» **TASK**
What lines below contain the string "form"? List them all.

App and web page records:

- Opening Delimiter -

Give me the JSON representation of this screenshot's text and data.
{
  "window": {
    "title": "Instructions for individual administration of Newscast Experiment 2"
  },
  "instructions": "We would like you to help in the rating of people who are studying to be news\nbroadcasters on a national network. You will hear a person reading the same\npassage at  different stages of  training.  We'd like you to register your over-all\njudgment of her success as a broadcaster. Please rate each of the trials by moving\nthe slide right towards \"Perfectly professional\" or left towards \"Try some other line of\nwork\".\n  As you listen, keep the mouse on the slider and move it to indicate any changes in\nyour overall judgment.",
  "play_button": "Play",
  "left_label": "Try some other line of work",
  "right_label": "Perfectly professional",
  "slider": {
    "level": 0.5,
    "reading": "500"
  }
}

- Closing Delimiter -
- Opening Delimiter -

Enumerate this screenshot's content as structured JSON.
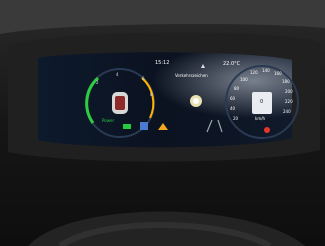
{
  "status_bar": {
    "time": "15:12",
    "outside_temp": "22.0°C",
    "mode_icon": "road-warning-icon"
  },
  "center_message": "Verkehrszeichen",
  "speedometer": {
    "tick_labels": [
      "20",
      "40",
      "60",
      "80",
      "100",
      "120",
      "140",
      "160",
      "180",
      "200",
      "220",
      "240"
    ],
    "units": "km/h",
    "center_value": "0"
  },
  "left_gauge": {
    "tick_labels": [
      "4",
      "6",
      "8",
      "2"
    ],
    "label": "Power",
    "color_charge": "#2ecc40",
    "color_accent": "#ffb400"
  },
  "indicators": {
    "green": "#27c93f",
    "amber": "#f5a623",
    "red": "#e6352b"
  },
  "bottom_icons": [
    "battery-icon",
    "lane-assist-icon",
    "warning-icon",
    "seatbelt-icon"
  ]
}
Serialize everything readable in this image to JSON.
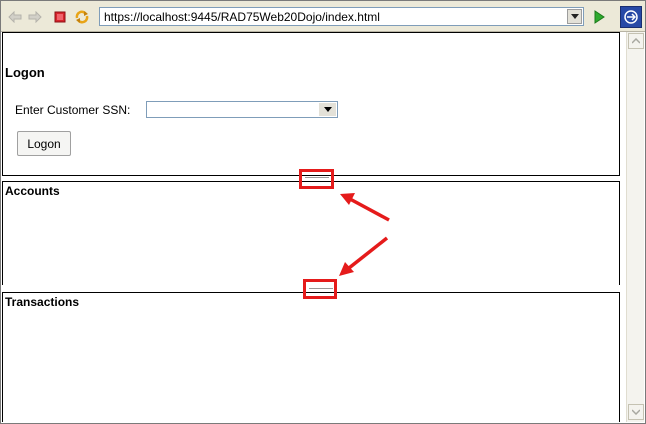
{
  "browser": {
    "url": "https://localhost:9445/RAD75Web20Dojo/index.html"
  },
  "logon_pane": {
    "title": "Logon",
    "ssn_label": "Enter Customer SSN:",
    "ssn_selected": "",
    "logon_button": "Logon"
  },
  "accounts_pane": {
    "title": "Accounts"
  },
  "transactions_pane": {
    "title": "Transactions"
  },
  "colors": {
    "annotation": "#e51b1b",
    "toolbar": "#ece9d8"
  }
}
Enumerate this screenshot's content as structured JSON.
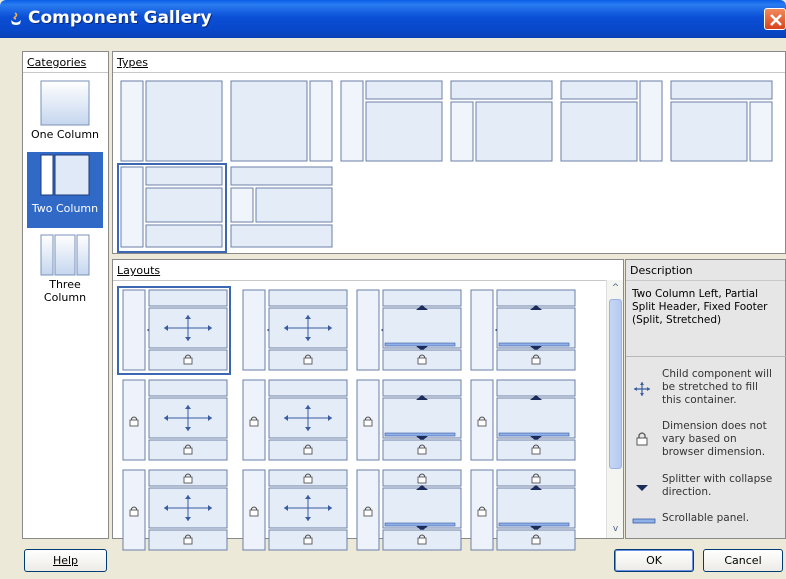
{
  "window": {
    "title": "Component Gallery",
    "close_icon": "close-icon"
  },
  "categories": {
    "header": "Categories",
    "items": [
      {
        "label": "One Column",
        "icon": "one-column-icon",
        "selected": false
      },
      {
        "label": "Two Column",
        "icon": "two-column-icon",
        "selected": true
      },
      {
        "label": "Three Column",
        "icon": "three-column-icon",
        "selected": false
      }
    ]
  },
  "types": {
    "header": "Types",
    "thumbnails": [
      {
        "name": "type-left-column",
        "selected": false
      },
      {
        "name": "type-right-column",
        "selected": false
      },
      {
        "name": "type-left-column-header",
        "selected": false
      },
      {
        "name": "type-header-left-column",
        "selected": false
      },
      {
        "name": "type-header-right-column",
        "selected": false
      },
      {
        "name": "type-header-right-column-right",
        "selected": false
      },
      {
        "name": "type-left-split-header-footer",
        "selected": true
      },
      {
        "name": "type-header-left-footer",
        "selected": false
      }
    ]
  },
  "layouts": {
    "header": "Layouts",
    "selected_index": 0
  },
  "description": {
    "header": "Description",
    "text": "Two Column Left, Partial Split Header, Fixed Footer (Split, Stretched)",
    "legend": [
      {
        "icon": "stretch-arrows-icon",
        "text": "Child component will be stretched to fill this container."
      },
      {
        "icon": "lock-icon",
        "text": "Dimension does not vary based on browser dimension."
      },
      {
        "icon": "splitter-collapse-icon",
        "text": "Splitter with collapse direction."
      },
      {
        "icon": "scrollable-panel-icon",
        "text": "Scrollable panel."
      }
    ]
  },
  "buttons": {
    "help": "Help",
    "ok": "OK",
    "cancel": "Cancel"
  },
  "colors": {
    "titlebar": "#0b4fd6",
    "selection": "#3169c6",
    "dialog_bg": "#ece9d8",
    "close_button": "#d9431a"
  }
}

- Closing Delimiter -
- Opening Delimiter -

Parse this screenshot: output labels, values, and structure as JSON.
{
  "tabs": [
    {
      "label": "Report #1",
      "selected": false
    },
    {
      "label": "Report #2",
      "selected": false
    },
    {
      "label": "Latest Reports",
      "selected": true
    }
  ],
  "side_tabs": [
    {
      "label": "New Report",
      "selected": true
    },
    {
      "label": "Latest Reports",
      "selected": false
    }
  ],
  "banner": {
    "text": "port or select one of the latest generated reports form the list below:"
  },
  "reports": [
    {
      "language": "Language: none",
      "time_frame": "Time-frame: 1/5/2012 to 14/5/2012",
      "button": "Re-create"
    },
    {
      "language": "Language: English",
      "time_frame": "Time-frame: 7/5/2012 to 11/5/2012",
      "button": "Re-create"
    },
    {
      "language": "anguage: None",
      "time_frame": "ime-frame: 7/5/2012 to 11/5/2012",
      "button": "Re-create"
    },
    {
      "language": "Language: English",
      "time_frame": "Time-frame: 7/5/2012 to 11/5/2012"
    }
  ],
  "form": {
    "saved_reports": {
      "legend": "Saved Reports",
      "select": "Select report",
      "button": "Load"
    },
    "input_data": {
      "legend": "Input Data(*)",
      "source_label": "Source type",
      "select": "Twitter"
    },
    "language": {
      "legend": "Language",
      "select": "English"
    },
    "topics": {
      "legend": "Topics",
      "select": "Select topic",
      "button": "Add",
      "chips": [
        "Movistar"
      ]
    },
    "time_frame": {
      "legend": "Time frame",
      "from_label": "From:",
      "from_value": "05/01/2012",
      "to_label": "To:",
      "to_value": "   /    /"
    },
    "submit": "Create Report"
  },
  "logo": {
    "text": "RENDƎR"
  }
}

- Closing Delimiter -

» **REPLY TO THE TASK**
    "text": "port or select one of the latest generated reports form the list below:"
  "form": {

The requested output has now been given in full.